While the tournament actually begins in August, the Third Round of the tournament — where the “giants” of the English Premier League enter and are matched-up against lower-league and semi-professional or amateur clubs — has provided innumerable shocks and fairytales over the years and is one of the key moments in the English sporting calendar.
The tournament, first held in 1871, is unique in the UK by allowing clubs of all standards to compete, from the largest clubs in England and Wales down to amateur teams. It means the tournament has become known for the possibility of so-called minnows becoming giant-killers by eliminating top clubs from the tournament.
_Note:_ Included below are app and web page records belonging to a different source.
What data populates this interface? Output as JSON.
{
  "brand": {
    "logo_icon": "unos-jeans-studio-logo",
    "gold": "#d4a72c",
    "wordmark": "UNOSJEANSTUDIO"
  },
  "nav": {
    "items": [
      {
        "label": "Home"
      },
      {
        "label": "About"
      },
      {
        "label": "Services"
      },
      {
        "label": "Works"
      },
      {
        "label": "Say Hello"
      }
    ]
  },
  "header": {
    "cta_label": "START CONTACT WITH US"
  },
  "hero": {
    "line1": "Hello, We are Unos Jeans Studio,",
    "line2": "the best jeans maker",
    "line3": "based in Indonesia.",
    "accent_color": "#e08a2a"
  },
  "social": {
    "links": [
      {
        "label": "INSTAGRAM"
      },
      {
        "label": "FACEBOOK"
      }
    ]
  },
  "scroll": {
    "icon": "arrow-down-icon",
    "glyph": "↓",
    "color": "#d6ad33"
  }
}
It is an attribute that is sort of the English soccer cousin to the “Cinderella” element of the NCAA basketball tournaments.[box color=gray size=small align=right]
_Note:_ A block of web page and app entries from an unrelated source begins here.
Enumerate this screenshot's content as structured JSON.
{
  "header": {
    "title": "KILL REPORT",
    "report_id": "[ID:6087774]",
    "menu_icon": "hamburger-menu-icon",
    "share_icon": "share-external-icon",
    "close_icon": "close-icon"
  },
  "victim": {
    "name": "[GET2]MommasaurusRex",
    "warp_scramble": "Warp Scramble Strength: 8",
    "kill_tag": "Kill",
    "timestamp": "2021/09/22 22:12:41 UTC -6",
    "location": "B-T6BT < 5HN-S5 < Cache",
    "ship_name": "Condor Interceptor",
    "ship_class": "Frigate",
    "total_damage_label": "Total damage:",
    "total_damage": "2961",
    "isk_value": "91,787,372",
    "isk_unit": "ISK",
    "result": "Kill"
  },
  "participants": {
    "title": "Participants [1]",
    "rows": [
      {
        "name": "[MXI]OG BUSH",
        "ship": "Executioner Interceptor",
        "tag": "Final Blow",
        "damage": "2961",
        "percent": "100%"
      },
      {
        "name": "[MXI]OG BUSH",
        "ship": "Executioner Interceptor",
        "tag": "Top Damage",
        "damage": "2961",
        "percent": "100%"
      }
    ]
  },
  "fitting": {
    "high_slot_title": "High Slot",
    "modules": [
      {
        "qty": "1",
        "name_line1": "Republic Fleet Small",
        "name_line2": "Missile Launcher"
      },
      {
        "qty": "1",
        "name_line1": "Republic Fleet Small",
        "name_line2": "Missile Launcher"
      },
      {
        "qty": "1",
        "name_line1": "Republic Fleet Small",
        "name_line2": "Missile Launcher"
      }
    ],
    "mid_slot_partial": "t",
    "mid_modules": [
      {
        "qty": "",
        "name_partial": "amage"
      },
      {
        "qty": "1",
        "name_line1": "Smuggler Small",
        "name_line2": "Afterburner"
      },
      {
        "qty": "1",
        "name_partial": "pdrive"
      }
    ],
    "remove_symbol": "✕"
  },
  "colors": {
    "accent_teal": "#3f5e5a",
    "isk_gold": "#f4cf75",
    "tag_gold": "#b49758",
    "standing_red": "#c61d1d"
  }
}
· 90 Approximate number of staff on site
· 22 Cameras including ENG/ESPN
· 12 Outside Broadcast Vehicles including Satellite Uplink, F & TV, GFX, Security, Dining Bus for Talent & ITV SNG
· 6 Presenters, reporters, commentators and guests
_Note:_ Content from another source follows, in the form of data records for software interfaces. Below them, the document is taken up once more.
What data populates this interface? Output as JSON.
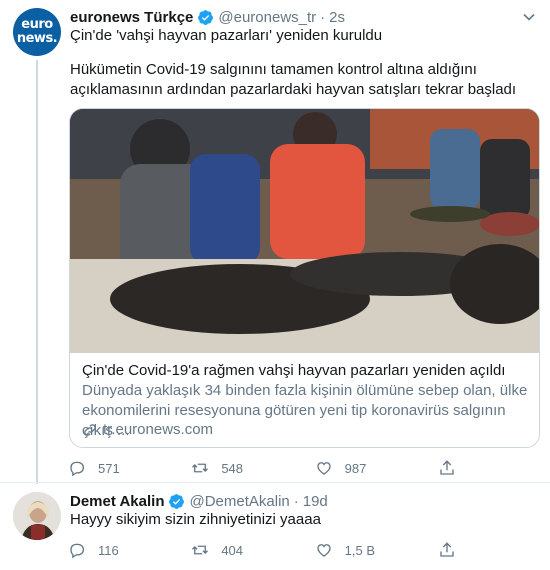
{
  "tweet1": {
    "name": "euronews Türkçe",
    "handle": "@euronews_tr",
    "dot": "·",
    "time": "2s",
    "text_line1": "Çin'de 'vahşi hayvan pazarları' yeniden kuruldu",
    "text_body": "Hükümetin Covid-19 salgınını tamamen kontrol altına aldığını açıklamasının ardından pazarlardaki hayvan satışları tekrar başladı",
    "avatar_text_line1": "euro",
    "avatar_text_line2": "news.",
    "card": {
      "title": "Çin'de Covid-19'a rağmen vahşi hayvan pazarları yeniden açıldı",
      "description": "Dünyada yaklaşık 34 binden fazla kişinin ölümüne sebep olan, ülke ekonomilerini resesyonuna götüren yeni tip koronavirüs salgının çıkış ...",
      "domain": "tr.euronews.com"
    },
    "actions": {
      "reply_count": "571",
      "retweet_count": "548",
      "like_count": "987"
    }
  },
  "tweet2": {
    "name": "Demet Akalin",
    "handle": "@DemetAkalin",
    "dot": "·",
    "time": "19d",
    "text": "Hayyy sikiyim sizin zihniyetinizi yaaaa",
    "actions": {
      "reply_count": "116",
      "retweet_count": "404",
      "like_count": "1,5 B"
    }
  },
  "colors": {
    "accent": "#1da1f2",
    "secondary_text": "#657786",
    "border": "#ccd6dd",
    "avatar_brand": "#0b5fa3"
  },
  "icons": [
    "verified-icon",
    "caret-down-icon",
    "link-icon",
    "reply-icon",
    "retweet-icon",
    "like-icon",
    "share-icon"
  ]
}
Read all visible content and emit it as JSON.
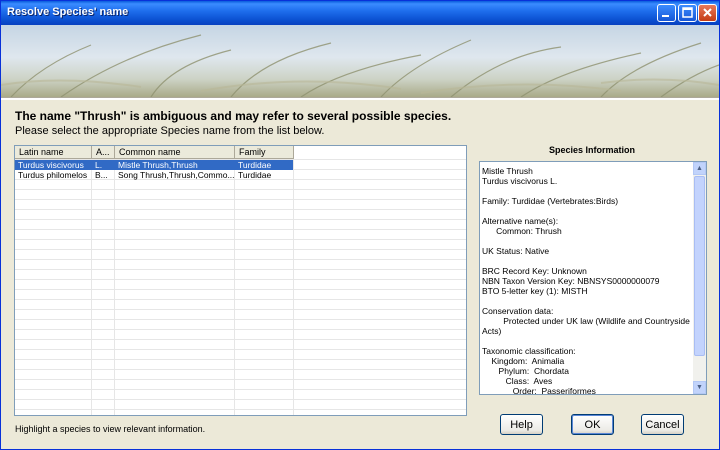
{
  "window": {
    "title": "Resolve Species' name"
  },
  "message": {
    "line1": "The name \"Thrush\" is ambiguous and may refer to several possible species.",
    "line2": "Please select the appropriate Species name from the list below."
  },
  "list": {
    "columns": [
      "Latin name",
      "A...",
      "Common name",
      "Family"
    ],
    "rows": [
      {
        "latin": "Turdus viscivorus",
        "a": "L.",
        "common": "Mistle Thrush,Thrush",
        "family": "Turdidae"
      },
      {
        "latin": "Turdus philomelos",
        "a": "B...",
        "common": "Song Thrush,Thrush,Commo...",
        "family": "Turdidae"
      }
    ]
  },
  "hint": "Highlight a species to view relevant information.",
  "info": {
    "title": "Species Information",
    "lines": [
      "Mistle Thrush",
      "Turdus viscivorus  L.",
      "",
      "Family:  Turdidae  (Vertebrates:Birds)",
      "",
      "Alternative name(s):",
      "      Common: Thrush",
      "",
      "UK Status: Native",
      "",
      "BRC Record Key: Unknown",
      "NBN Taxon Version Key: NBNSYS0000000079",
      "BTO 5-letter key (1): MISTH",
      "",
      "Conservation data:",
      "         Protected under UK law (Wildlife and Countryside",
      "Acts)",
      "",
      "Taxonomic classification:",
      "    Kingdom:  Animalia",
      "       Phylum:  Chordata",
      "          Class:  Aves",
      "             Order:  Passeriformes"
    ]
  },
  "buttons": {
    "help": "Help",
    "ok": "OK",
    "cancel": "Cancel"
  }
}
· 91 Meals served
· 14 kilometers of cable into the stadium
· 60 BNC inter truck video feeds
· 2 MADI fiber optic inter connectors
· 30 Audio connections inter truck
· 9 LCD monitors in various locations
· 9 Specialist HD mini cams
· 1 HD radio steadicam
· 1 HD Super slomotion camera
· 1 X-mo
· 9 HDC1500 cameras
· 7 EVS XT2 hard disc recorders
· 2 M2000 HD tape machines
· 1 SRW tape machine
· 2 Digi Beta machines[/box]
As 2013 dawned, ESPN cameras were live at two Third Round matches that presented that opportunity for a so-called potential “giant-killing” upset: semi-professional club Mansfield Town (from the fifth tier of English soccer) versus Liverpool FC (Premier League powerhouse and seven-time winners of the FA Cup); and Cheltenham Town (from the fourth tier of English soccer and an amateur club as recently as 1999) taking on Everton (five-time winners of the FA Cup, currently fifth in the Premier League table).
ESPN covers the tournament on TV in several territories worldwide, including the home market of the UK, so the images captured by ESPN cameras were being beamed to ESPN viewers in the UK, Australia and parts of Latin America — as well as serving as a host feed for other TV partners around the world.
The photo gallery above reflects ESPN giving a half-dozen British soccer journalists an inside look at the distinctive style it brings to this uniquely English sporting spectacle.
ESPN will televise 25 live and exclusive FA Cup matches this season, from the First Round through to the Final, ensuring fans won’t miss any of the competition’s unique drama and storylines. As well as selected replays through the tournament, it has televised two matches in the first two rounds, three matches from the third to fifth rounds, two quarter-finals, one semi-final and the FA Cup Final. That coverage is augmented by ESPN.co.uk, ESPN’s news and information portal and ESPNFC.com, ESPN’s multi-platform, multi-language and multi-country global football brand, providing full coverage.
For each match, ESPN’s televised production and talent team bring viewers a 30-to-60-minute build-up from on site at the home ground. The custom-built, pitch-side set which draws on ESPN’s College GameDay match-day coverage in the US and brings viewers right down alongside the action. Other features of ESPN’s UK FA Cup coverage include in-match interviews with managers, cameras in dressing rooms (a fairly atypical feature in English soccer), pitchside post-match interviews with the managers and more.
ESPN Communications’ Paul Melvin and James Berg contributed to this post. For UK-based readers, ESPN UK has live and exclusive coverage of the FA Cup Third Round replay between Arsenal and Swansea Wednesday, Jan. 16 from 7pm UK time.